Parents should know that when they receive services in early intervention and school systems that there is great risk to the privacy of those records.  New regulations that promote use of electronic communication technology are likely to increase the risk of FERPA violation.

Is this a big deal?  YES!  It does not matter if the data released 'only' indicates that a child is receiving occupational therapy.  Your child's educational records are supposed to be private and you should have the expectation that information is not released.

In my opinion these types of FERPA violations don't occur out of malice but they do occur out of carelessness, out of a disregard for the sensitive nature of the information, and out of a warped sense of who should be initiating the release of information.  The frequency and magnitude of these violations is significant.  Parents should demand more accountability from their districts and providers when it comes to privacy of educational records.


Cheryl said...

I agree that #1 seems to be a prevalent error. In our system since the therapists were migrant and had multiple schools to cover (or a different professional would cover an IEP meeting than the one who evaluated the child) everyone had access to every child in the district. However, the computer maintains a record of who has accessed, which is visible to all users. I imagine that could come with similar consequences as looking up a hospital record you were not permitted to see, that if an audit was performed they could determine if a provider was accessing too many records or one that was not appropriate for them. in hospital cases that usually doesn't happen except for high profile cases, employees, or the occasional random audit so it's certainly not foolproof. Maybe if the parent could see the list of who accessed the record change would be quicker in coming.

Christopher Alterio said...

Thanks for your comment, Cheryl. I am not sure if this particular system tracks 'views' but I am aware that it tracks edits.

One concern that I have though is that even having the child's name 'viewable' is a FERPA violation in itself because the child's presence on the list indicates that they are actively open within the special education system. That information should not be openly transmitted.

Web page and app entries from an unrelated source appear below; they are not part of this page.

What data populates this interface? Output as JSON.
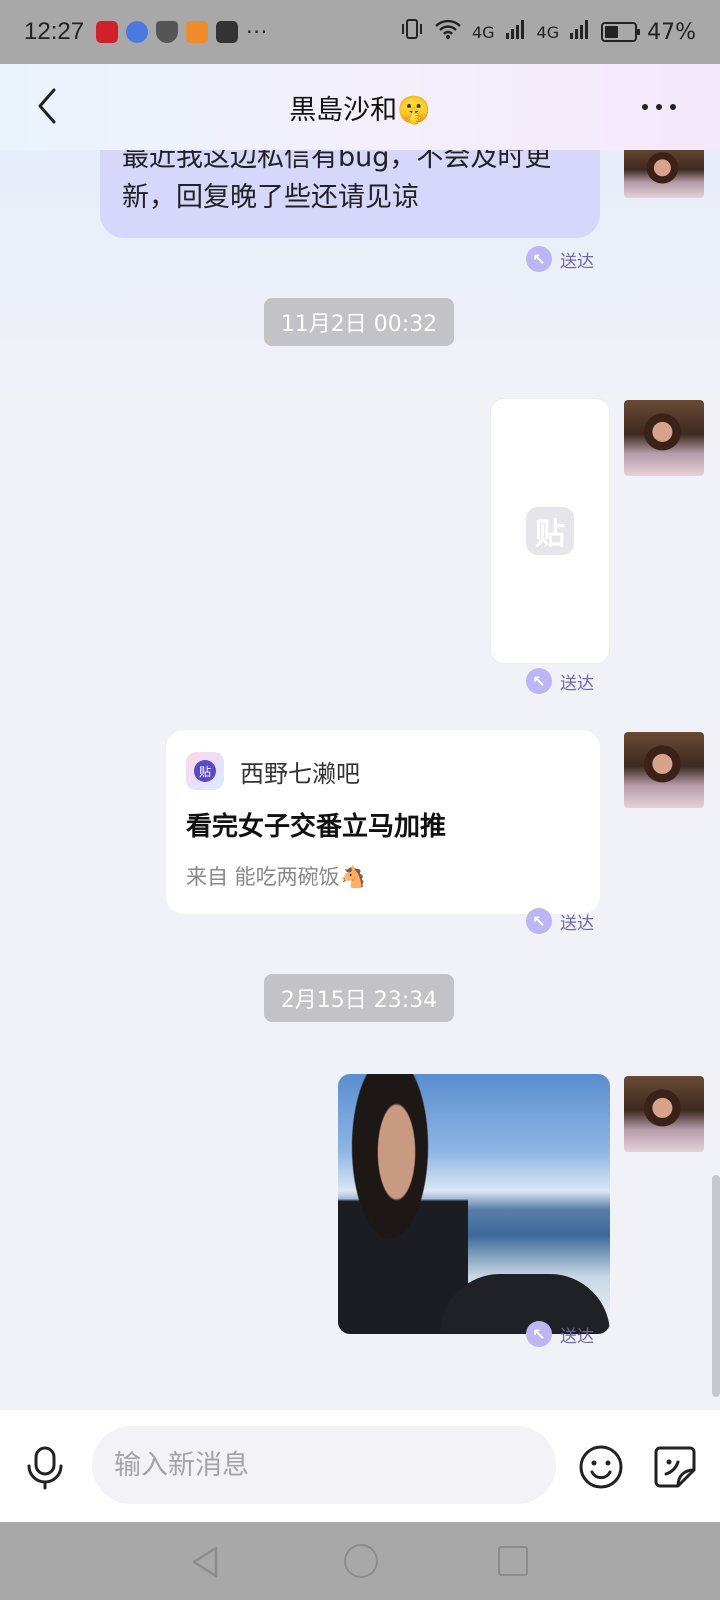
{
  "status_bar": {
    "time": "12:27",
    "network_1": "4G",
    "network_2": "4G",
    "battery_text": "47%",
    "battery_level": 0.47,
    "overflow": "···",
    "icons": [
      "app-red-icon",
      "music-icon",
      "shield-icon",
      "video-icon",
      "mail-icon",
      "vibrate-icon",
      "wifi-icon",
      "signal-icon",
      "battery-icon"
    ]
  },
  "header": {
    "title": "黒島沙和🤫"
  },
  "messages": {
    "text_msg": {
      "line1": "最近我这边私信有bug，不会及时更",
      "line2": "新，回复晚了些还请见谅"
    },
    "status_sent": "送达",
    "timestamp_1": "11月2日 00:32",
    "sticker_glyph": "贴",
    "post": {
      "logo_glyph": "贴",
      "forum": "西野七濑吧",
      "title": "看完女子交番立马加推",
      "source": "来自 能吃两碗饭🐴"
    },
    "timestamp_2": "2月15日 23:34"
  },
  "input": {
    "placeholder": "输入新消息"
  },
  "colors": {
    "bubble": "#d7d6fb",
    "accent": "#6e6aa8",
    "system_bar": "#a8a8a8"
  }
}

I think that we have to improve human systems and basic understanding of privacy laws in order to keep up with the pace of our technologies.

Your Therapy Source Inc said...

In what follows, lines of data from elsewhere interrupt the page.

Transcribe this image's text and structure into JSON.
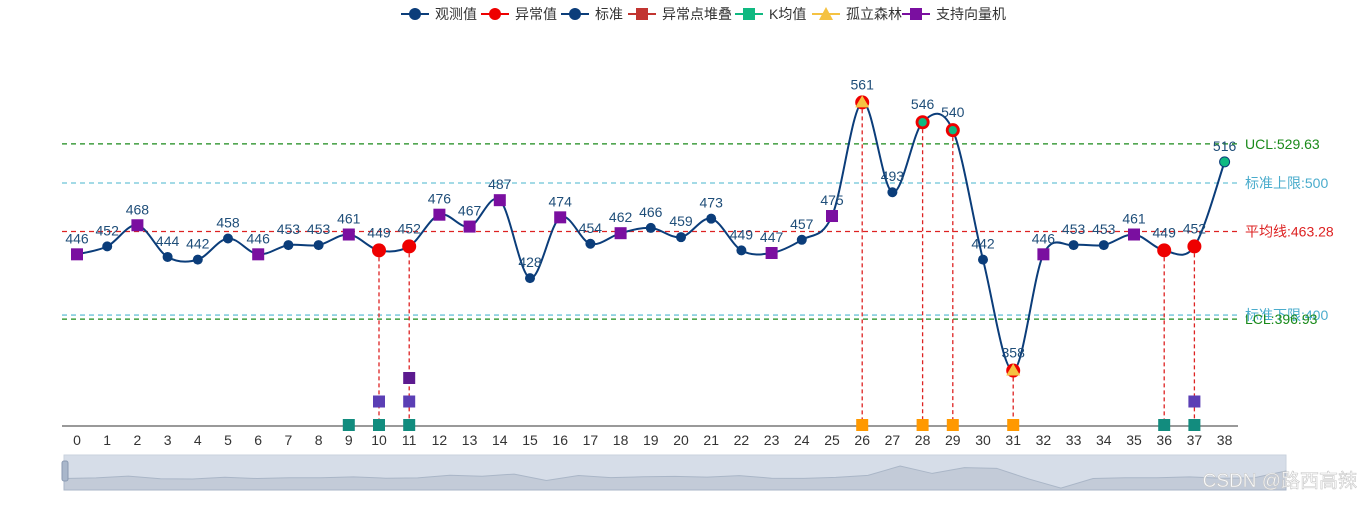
{
  "legend": [
    {
      "label": "观测值",
      "color": "#0b3d7a",
      "marker": "circle-line"
    },
    {
      "label": "异常值",
      "color": "#ee0000",
      "marker": "circle-line"
    },
    {
      "label": "标准",
      "color": "#0b3d7a",
      "marker": "circle-line"
    },
    {
      "label": "异常点堆叠",
      "color": "#c23531",
      "marker": "square-line"
    },
    {
      "label": "K均值",
      "color": "#10b981",
      "marker": "square-line"
    },
    {
      "label": "孤立森林",
      "color": "#f5c242",
      "marker": "triangle-line"
    },
    {
      "label": "支持向量机",
      "color": "#7a0fa0",
      "marker": "square-line"
    }
  ],
  "watermark": "CSDN @路西高辣",
  "chart_data": {
    "type": "line",
    "x": [
      0,
      1,
      2,
      3,
      4,
      5,
      6,
      7,
      8,
      9,
      10,
      11,
      12,
      13,
      14,
      15,
      16,
      17,
      18,
      19,
      20,
      21,
      22,
      23,
      24,
      25,
      26,
      27,
      28,
      29,
      30,
      31,
      32,
      33,
      34,
      35,
      36,
      37,
      38
    ],
    "series": [
      {
        "name": "观测值",
        "values": [
          446,
          452,
          468,
          444,
          442,
          458,
          446,
          453,
          453,
          461,
          449,
          452,
          476,
          467,
          487,
          428,
          474,
          454,
          462,
          466,
          459,
          473,
          449,
          447,
          457,
          475,
          561,
          493,
          546,
          540,
          442,
          358,
          446,
          453,
          453,
          461,
          449,
          452,
          516
        ]
      }
    ],
    "value_labels": [
      "446",
      "452",
      "468",
      "444",
      "442",
      "458",
      "446",
      "453",
      "453",
      "461",
      "449",
      "452",
      "476",
      "467",
      "487",
      "428",
      "474",
      "454",
      "462",
      "466",
      "459",
      "473",
      "449",
      "447",
      "457",
      "475",
      "561",
      "493",
      "546",
      "540",
      "442",
      "358",
      "446",
      "453",
      "453",
      "461",
      "449",
      "452",
      "516"
    ],
    "svm_points": [
      0,
      2,
      6,
      9,
      12,
      13,
      14,
      16,
      18,
      23,
      25,
      32,
      35
    ],
    "anomalies": [
      10,
      11,
      26,
      28,
      29,
      31,
      36,
      37
    ],
    "kmeans_highlight": [
      28,
      29,
      38
    ],
    "iforest_highlight": [
      26,
      31
    ],
    "bottom_markers": [
      {
        "x": 9,
        "stack": [
          {
            "level": 0,
            "method": "K均值",
            "color": "#128c7e"
          }
        ]
      },
      {
        "x": 10,
        "stack": [
          {
            "level": 0,
            "method": "K均值",
            "color": "#128c7e"
          },
          {
            "level": 1,
            "method": "支持向量机",
            "color": "#5b3fb5"
          }
        ]
      },
      {
        "x": 11,
        "stack": [
          {
            "level": 0,
            "method": "K均值",
            "color": "#128c7e"
          },
          {
            "level": 1,
            "method": "支持向量机",
            "color": "#5b3fb5"
          },
          {
            "level": 2,
            "method": "支持向量机",
            "color": "#5c1a8f"
          }
        ]
      },
      {
        "x": 26,
        "stack": [
          {
            "level": 0,
            "method": "孤立森林",
            "color": "#ff9900"
          }
        ]
      },
      {
        "x": 28,
        "stack": [
          {
            "level": 0,
            "method": "孤立森林",
            "color": "#ff9900"
          }
        ]
      },
      {
        "x": 29,
        "stack": [
          {
            "level": 0,
            "method": "孤立森林",
            "color": "#ff9900"
          }
        ]
      },
      {
        "x": 31,
        "stack": [
          {
            "level": 0,
            "method": "孤立森林",
            "color": "#ff9900"
          }
        ]
      },
      {
        "x": 36,
        "stack": [
          {
            "level": 0,
            "method": "K均值",
            "color": "#128c7e"
          }
        ]
      },
      {
        "x": 37,
        "stack": [
          {
            "level": 0,
            "method": "K均值",
            "color": "#128c7e"
          },
          {
            "level": 1,
            "method": "支持向量机",
            "color": "#5b3fb5"
          }
        ]
      }
    ],
    "reference_lines": [
      {
        "name": "UCL",
        "label": "UCL:529.63",
        "value": 529.63,
        "color": "#1a8a1a",
        "text_color": "#1a8a1a"
      },
      {
        "name": "upper_limit",
        "label": "标准上限:500",
        "value": 500,
        "color": "#6cc3d8",
        "text_color": "#4aaccc"
      },
      {
        "name": "mean",
        "label": "平均线:463.28",
        "value": 463.28,
        "color": "#dd2222",
        "text_color": "#dd2222"
      },
      {
        "name": "lower_limit",
        "label": "标准下限:400",
        "value": 400,
        "color": "#6cc3d8",
        "text_color": "#4aaccc"
      },
      {
        "name": "LCL",
        "label": "LCL:396.93",
        "value": 396.93,
        "color": "#1a8a1a",
        "text_color": "#1a8a1a"
      }
    ],
    "y_axis_visible": false,
    "grid": false,
    "colors": {
      "line": "#0b3d7a",
      "anomaly": "#ee0000",
      "svm": "#7a0fa0",
      "kmeans": "#10b981",
      "iforest": "#f5c242",
      "dropline": "#dd2222",
      "label": "#1f4e79"
    },
    "legend_position": "top-center",
    "data_zoom_slider": true
  }
}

I certainly understand your concerns. Although for myself, I work in NY and only have access to the students on my caseload on IEP direct. If my caseload changes I have to request the new child to be added and when a child leaves he/she is automatically removed.